thesisposted on 2022-03-28, 11:13 authored by Lailufar Yasmin
The ‘9/11’ bombing of the World Trade Center and Pentagon in 2001 ushered in a new era in international relations in ways that are yet to be fully analyzed. Described as the first ‘world-historical event’ by Jürgen Habermas, it focused attention on Islamic involvement in international terrorism and promoted images of a unified ‘Islamic World’ at loggerheads with an equally unified ‘West’. Although such images have served conservative interests on both sides, neither the Islamic World nor the West is a unified category. More importantly, 9/11 has reinvigorated debates about what constitutes modernity and ‘civility’. Increasingly, both are being measured in terms of the role of religion in the public sphere: to be a modern, civilized state is to be a secular state. However, in examining problems with the interpretation of secularism as a concept, the thesis argues that there is a need to concentrate on the accommodation of religious difference within and between states and on maintaining state neutrality on issues of religious difference rather than insisting on secularism as a marker of civility per se. The thesis critically examines the adoption of a rigidly rationalist conception of secularism by two Muslim majority countries in their efforts to be recognized as civilized and modern members of the international system that has resulted in certain tensions in these countries between secularism and a fundamentalist interpretation of Islam. These studies illustrate that the discourse of civilized versus uncivilized attached to the concept of secularism needs to be addressed so that Muslim majority countries can realize their aspiration to recognition as modern and civilized as well as Islamic.
Table of ContentsIntroduction : The well of the past and 9/11 -- Chapter 1. Secularism: ‘the great invention of the West’ -- Chapter 2. The Ottomans and Turkey: the costs of misrecognition -- Chapter 3. An Islam-modernist synthesis: Turkey’s quest for a new identity in the post 9/11 era -- Chapter 4. Bengal and Bangladesh: trapped in history -- Chapter 5. Creating the ontological category of nationhood for Bengali Muslims: secularism as a self-serving ideology for Bangladesh -- Chapter 6. The global covenant of being civilized: secular options for Turkey and Bangladesh -- Chapter 7. Rethinking secularism -- Conclusion.
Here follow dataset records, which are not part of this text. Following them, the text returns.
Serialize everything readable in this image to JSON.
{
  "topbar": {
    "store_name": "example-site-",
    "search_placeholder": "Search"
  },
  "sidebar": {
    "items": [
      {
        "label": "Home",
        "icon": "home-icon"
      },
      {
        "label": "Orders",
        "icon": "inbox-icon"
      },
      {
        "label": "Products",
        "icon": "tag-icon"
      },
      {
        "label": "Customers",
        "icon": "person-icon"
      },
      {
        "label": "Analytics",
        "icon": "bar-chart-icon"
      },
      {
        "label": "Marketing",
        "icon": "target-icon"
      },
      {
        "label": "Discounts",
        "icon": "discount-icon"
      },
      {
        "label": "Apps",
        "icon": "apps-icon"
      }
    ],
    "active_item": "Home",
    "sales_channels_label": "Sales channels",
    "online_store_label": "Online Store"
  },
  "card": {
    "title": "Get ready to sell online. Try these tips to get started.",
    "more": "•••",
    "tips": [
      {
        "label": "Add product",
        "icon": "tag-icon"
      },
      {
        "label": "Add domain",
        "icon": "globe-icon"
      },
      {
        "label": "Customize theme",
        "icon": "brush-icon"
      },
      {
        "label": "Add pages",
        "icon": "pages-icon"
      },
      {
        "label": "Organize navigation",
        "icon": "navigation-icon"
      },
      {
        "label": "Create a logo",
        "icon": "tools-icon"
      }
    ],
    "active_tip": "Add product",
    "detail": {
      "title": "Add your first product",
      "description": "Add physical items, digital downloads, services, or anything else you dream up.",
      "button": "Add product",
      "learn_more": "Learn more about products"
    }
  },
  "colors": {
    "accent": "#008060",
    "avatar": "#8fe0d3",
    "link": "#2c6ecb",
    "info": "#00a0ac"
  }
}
NotesTheoretical thesis. Bibliography: pages -324
Awarding InstitutionMacquarie University
Degree TypeThesis PhD
DegreePhD, Macquarie University, Faculty of Arts, Department of Modern History, Politics and International Relations
Department, Centre or SchoolDepartment of Modern History, Politics and International Relations
Year of Award2016
Principal SupervisorStephanie Lawson
RightsCopyright Lailufar Yasmin 2015. Copyright disclaimer: http://www.copyright.mq.edu.au
Extent1 online resource (xvii, 331 pages)
Former Identifiersmq:47058 http://hdl.handle.net/1959.14/1089560